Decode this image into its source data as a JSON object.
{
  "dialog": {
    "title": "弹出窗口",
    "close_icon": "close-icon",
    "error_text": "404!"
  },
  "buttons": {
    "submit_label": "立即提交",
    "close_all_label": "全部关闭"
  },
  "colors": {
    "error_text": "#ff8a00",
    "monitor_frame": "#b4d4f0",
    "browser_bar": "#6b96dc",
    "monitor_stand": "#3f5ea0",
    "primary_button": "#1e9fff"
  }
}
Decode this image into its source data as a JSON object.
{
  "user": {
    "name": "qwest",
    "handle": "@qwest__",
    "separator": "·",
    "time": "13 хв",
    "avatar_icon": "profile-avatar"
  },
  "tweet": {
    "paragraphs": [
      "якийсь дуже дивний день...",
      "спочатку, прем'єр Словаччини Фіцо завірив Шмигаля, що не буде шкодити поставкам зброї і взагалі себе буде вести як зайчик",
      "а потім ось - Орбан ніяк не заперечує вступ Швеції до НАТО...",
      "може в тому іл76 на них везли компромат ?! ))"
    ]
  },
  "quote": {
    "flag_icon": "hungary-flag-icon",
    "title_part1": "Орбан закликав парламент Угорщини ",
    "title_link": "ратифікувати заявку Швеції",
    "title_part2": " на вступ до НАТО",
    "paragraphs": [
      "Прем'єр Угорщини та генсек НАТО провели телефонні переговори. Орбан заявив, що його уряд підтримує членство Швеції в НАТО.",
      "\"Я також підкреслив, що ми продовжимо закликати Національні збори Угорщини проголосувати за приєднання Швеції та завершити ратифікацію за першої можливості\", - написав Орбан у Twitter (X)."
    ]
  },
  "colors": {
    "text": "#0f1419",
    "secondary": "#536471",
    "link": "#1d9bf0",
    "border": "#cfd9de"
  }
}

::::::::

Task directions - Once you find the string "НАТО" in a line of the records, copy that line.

Exercise solution -
      "а потім ось - Орбан ніяк не заперечує вступ Швеції до НАТО...",
    "title_part2": " на вступ до НАТО",
      "Прем'єр Угорщини та генсек НАТО провели телефонні переговори. Орбан заявив, що його уряд підтримує членство Швеції в НАТО.",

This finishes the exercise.